- WHAT THIS TASK INVOLVES
Go through the data below line by line. Give only the number of lines that contain "Tonopah".

(DATA UNDER STUDY Opens)

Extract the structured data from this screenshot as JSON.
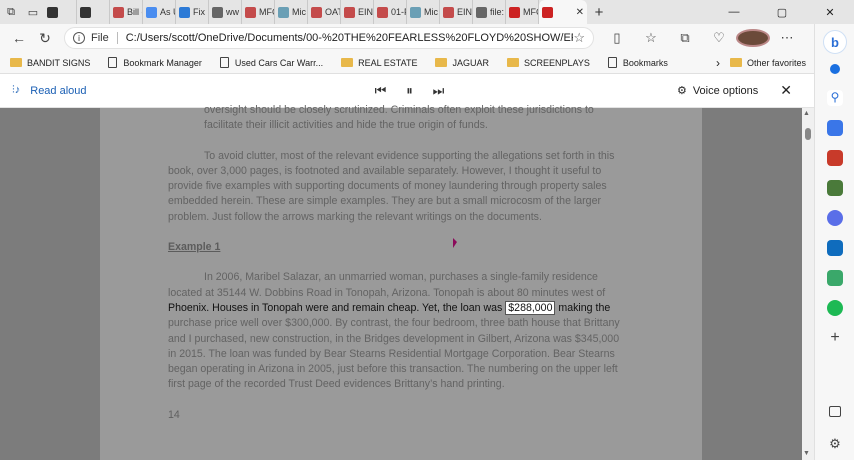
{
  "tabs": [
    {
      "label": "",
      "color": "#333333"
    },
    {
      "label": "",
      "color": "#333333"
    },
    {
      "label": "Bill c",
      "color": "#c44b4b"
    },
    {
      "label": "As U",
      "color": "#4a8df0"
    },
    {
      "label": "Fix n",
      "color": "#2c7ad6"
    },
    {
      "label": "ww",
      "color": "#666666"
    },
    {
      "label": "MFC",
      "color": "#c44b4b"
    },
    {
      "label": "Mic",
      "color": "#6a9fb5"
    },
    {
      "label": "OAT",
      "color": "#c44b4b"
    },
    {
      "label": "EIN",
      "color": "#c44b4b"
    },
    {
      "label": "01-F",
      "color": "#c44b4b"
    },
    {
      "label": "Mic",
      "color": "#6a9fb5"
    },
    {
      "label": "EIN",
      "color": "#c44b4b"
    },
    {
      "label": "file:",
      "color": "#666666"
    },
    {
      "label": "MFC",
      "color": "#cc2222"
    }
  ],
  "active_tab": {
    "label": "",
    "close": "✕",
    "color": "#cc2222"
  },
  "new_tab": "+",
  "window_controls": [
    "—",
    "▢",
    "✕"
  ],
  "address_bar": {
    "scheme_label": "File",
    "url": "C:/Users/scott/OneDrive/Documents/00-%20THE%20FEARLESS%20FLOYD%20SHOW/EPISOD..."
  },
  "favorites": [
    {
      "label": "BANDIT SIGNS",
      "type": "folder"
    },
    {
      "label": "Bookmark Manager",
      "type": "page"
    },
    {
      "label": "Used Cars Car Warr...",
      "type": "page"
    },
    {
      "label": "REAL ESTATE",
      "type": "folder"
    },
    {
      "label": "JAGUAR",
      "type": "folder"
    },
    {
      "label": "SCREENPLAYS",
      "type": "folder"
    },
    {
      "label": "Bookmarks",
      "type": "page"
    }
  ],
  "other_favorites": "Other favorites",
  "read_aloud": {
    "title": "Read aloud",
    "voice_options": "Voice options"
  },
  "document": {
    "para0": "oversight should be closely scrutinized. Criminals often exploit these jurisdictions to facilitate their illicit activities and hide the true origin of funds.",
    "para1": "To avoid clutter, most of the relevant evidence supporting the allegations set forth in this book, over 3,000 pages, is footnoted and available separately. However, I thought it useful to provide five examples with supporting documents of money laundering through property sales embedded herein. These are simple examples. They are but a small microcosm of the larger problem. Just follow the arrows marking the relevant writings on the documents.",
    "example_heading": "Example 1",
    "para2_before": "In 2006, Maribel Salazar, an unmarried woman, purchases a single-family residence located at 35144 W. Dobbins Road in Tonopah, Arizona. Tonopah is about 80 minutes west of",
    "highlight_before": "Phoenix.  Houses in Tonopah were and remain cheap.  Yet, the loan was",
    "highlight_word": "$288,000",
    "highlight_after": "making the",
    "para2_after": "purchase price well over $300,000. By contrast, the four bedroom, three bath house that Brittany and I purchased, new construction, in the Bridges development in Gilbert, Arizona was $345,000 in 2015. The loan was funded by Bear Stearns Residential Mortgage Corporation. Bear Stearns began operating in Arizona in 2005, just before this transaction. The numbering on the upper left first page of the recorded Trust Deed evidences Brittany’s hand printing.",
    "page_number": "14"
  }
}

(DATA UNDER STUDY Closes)

- EXPECTED ANSWER
2